The Far Eastern Curlew Numenius madagascariensis is endemic to the East Asian – Australasian Flyway, is the largest migratory shorebird species in the world and is listed Endangered under IUCN criteria (IUCN, 2015).
Recent evidence suggests that the Far Eastern Curlew has undergone a significant decline over the past 20 years. Drivers of this decline are likely due to habitat loss, human disturbance and possibly hunting. Successful conservation of this species requires urgent collaborative action across its full geographical range, including at breeding locations, at important migration stop-over sites as well as in non-breeding areas.
At the Eighth Meeting of Partners (MOP8) of the East Asian–Australasian Flyway Partnership in Kushiro, Japan, Australia proposed the formation of a Far Eastern Curlew Task Force. Australia sought the commitment from all Partners, including all relevant government Partners, to cooperatively develop an International Far Eastern Curlew Action Plan. The Far Eastern Curlew Task Force was officially endorsed by the Partnership in January 2015.
To restore the Far Eastern Curlew Numenius madagascariensis to a favourable conservation status and remove it from the threatened categories on the IUCN Red List.
The role of the EAAFP Far Eastern Curlew Task Force will be to:
Coordinate the development of the International Far Eastern Curlew Action Plan;
Consult and support range states on identifying specific threats and actions to support the survival of Far Eastern Curlew;
Encourage and support range states on the implementation of the Action Plan.
Task Force Chair:
Dr. Mark Carey
Migratory Species Section
Department of the Environment
TEL: +61 (0)2 6274 1873
Bio: Mark obtained his PhD at La Trobe University, Australia in 2011 where he examined the effects of investigator disturbance on the reproductive success of Short-tailed Shearwaters. He joined the Australian Government’s Department of the Environment in 2012 where he works on migratory species policy.
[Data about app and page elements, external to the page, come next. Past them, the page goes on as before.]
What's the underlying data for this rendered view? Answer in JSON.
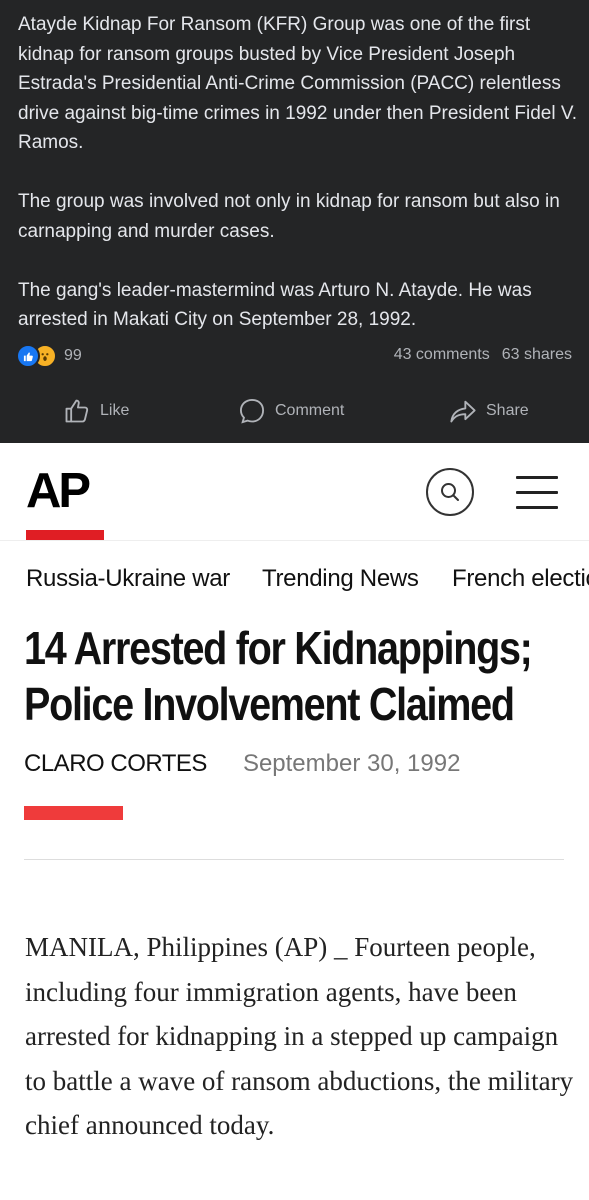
{
  "facebook_post": {
    "paragraphs": [
      "Atayde Kidnap For Ransom (KFR) Group was one of the first kidnap for ransom groups busted by Vice President Joseph Estrada's Presidential Anti-Crime Commission (PACC) relentless drive against big-time crimes in 1992 under then President Fidel V. Ramos.",
      "The group was involved not only in kidnap for ransom but also in carnapping and murder cases.",
      "The gang's leader-mastermind was Arturo N. Atayde. He was arrested in Makati City on September 28, 1992."
    ],
    "reaction_count": "99",
    "comments": "43 comments",
    "shares": "63 shares",
    "actions": {
      "like": "Like",
      "comment": "Comment",
      "share": "Share"
    },
    "colors": {
      "background": "#242526",
      "text": "#e4e6eb",
      "muted": "#b0b3b8"
    }
  },
  "ap": {
    "logo": "AP",
    "nav": [
      "Russia-Ukraine war",
      "Trending News",
      "French election"
    ],
    "headline_line1": "14 Arrested for Kidnappings;",
    "headline_line2": "Police Involvement Claimed",
    "author": "CLARO CORTES",
    "date": "September 30, 1992",
    "body": "MANILA, Philippines (AP) _ Fourteen people, including four immigration agents, have been arrested for kidnapping in a stepped up campaign to battle a wave of ransom abductions, the military chief announced today.",
    "colors": {
      "accent": "#e01e24",
      "bar": "#ef3b3b"
    }
  }
}
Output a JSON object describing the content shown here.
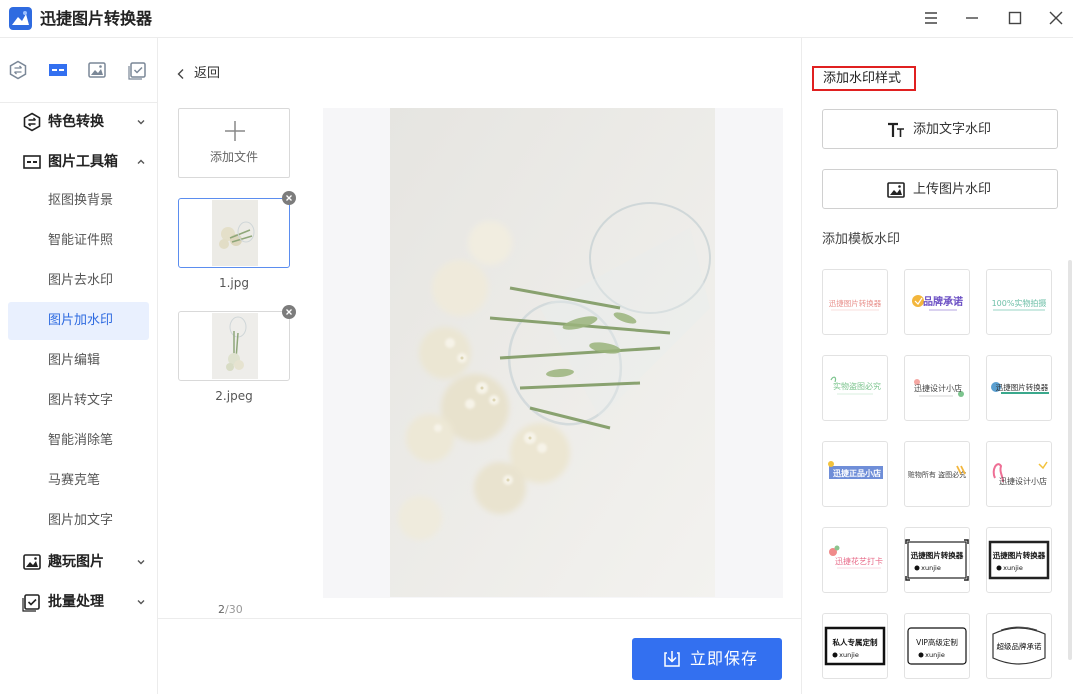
{
  "app": {
    "title": "迅捷图片转换器"
  },
  "sidebar": {
    "groups": [
      {
        "label": "特色转换"
      },
      {
        "label": "图片工具箱"
      },
      {
        "label": "趣玩图片"
      },
      {
        "label": "批量处理"
      }
    ],
    "toolbox_items": [
      {
        "label": "抠图换背景"
      },
      {
        "label": "智能证件照"
      },
      {
        "label": "图片去水印"
      },
      {
        "label": "图片加水印"
      },
      {
        "label": "图片编辑"
      },
      {
        "label": "图片转文字"
      },
      {
        "label": "智能消除笔"
      },
      {
        "label": "马赛克笔"
      },
      {
        "label": "图片加文字"
      }
    ],
    "active_item": "图片加水印"
  },
  "files": {
    "back_label": "返回",
    "add_label": "添加文件",
    "items": [
      {
        "name": "1.jpg",
        "selected": true
      },
      {
        "name": "2.jpeg",
        "selected": false
      }
    ],
    "count_current": "2",
    "count_total": "/30"
  },
  "actions": {
    "save_label": "立即保存"
  },
  "watermark": {
    "title": "添加水印样式",
    "text_button": "添加文字水印",
    "image_button": "上传图片水印",
    "template_section": "添加模板水印",
    "templates": [
      {
        "text": "迅捷图片转换器"
      },
      {
        "text": "品牌承诺"
      },
      {
        "text": "100%实物拍摄"
      },
      {
        "text": "实物盗图必究"
      },
      {
        "text": "迅捷设计小店"
      },
      {
        "text": "迅捷图片转换器"
      },
      {
        "text": "迅捷正品小店"
      },
      {
        "text": "赃物所有 盗图必究"
      },
      {
        "text": "迅捷设计小店"
      },
      {
        "text": "迅捷花艺打卡"
      },
      {
        "text": "迅捷图片转换器",
        "sub": "xunjie"
      },
      {
        "text": "迅捷图片转换器",
        "sub": "xunjie"
      },
      {
        "text": "私人专属定制",
        "sub": "xunjie"
      },
      {
        "text": "VIP高级定制",
        "sub": "xunjie"
      },
      {
        "text": "超级品牌承诺"
      }
    ]
  },
  "colors": {
    "accent": "#3370f0",
    "active_bg": "#e9f0fe",
    "highlight_border": "#e02020"
  }
}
Since joining the Department, Mark has had exposure to a wide range of international environmental agreements including Ramsar, CMS and Australia’s three migratory bird treaties with Japan, China and the Republic of Korea.